___ Records shown ___

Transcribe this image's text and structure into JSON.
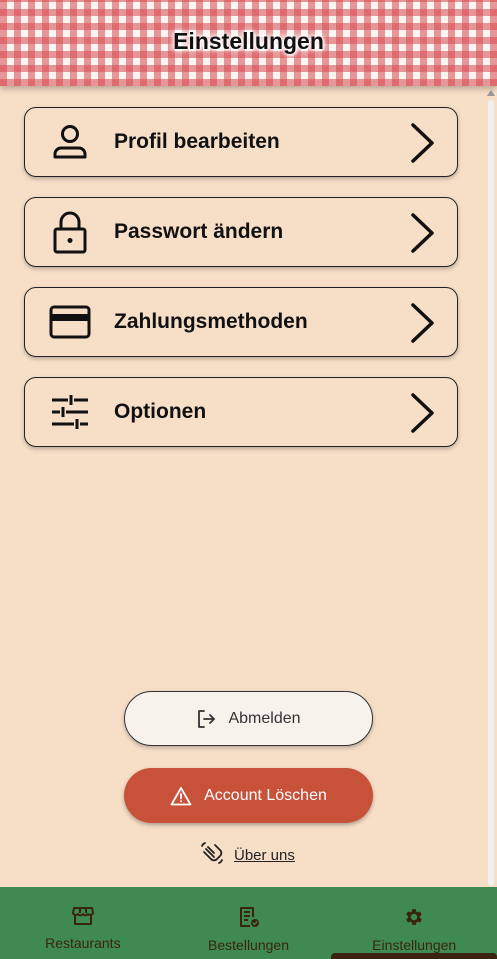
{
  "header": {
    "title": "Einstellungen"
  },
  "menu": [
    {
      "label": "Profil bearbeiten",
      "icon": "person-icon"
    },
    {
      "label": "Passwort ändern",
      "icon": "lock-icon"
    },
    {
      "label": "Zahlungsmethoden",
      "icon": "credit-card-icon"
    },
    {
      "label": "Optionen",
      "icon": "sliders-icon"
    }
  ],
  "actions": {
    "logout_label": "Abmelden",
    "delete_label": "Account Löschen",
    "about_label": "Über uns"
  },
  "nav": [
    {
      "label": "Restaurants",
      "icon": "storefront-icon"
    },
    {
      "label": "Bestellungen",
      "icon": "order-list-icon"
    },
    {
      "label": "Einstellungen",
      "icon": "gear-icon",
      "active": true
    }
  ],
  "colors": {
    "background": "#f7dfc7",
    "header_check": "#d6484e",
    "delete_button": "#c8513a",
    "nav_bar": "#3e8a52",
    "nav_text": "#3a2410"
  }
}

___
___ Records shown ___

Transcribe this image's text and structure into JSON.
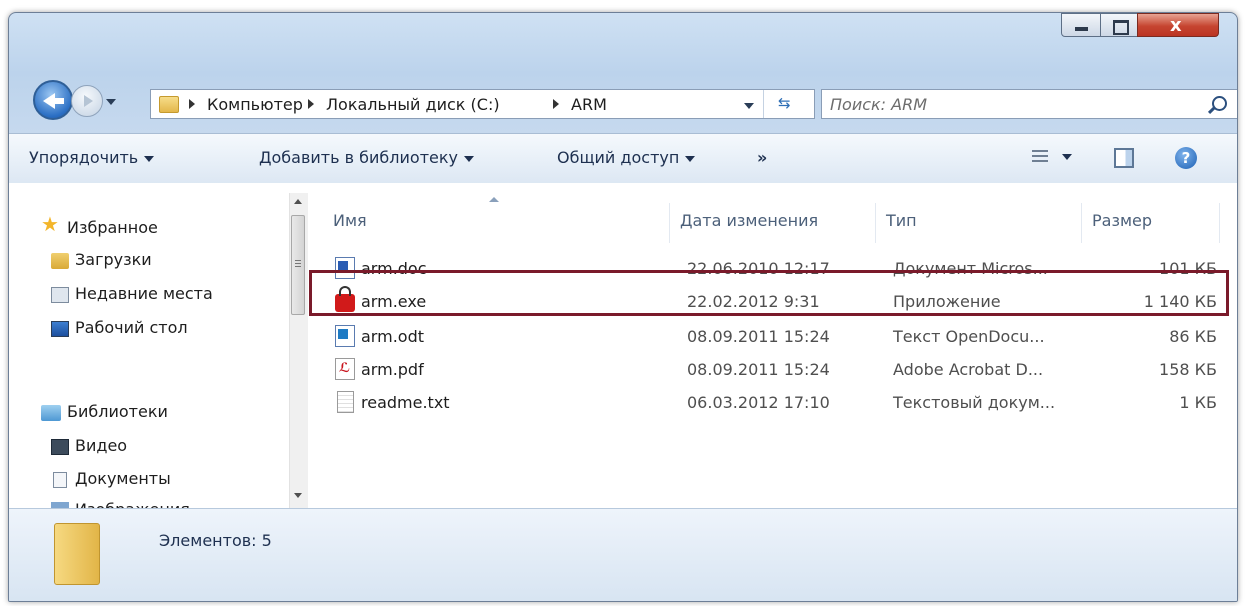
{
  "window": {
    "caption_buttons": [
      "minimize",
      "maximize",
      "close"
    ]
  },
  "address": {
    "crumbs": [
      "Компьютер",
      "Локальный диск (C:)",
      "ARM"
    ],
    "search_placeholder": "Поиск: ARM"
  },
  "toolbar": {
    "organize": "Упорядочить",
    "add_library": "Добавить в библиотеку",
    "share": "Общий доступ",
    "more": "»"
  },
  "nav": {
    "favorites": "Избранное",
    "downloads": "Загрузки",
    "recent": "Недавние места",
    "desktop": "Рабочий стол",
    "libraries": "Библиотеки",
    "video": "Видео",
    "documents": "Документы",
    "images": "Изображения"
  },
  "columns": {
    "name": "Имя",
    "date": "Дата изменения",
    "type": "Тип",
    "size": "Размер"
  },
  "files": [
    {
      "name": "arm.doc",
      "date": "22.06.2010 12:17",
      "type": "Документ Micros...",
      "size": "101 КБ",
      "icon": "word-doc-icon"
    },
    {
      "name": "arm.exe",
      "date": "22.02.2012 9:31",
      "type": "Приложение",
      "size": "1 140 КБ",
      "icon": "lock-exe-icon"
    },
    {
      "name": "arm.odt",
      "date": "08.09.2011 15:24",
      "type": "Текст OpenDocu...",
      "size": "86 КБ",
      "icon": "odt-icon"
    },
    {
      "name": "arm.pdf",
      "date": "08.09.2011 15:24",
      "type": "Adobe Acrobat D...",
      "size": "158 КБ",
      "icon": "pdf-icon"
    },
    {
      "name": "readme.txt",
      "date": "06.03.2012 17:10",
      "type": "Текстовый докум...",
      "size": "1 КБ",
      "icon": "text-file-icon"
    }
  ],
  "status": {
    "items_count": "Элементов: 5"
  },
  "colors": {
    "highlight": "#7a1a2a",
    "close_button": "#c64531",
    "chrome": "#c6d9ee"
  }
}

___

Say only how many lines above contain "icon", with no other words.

Solved problem >>
12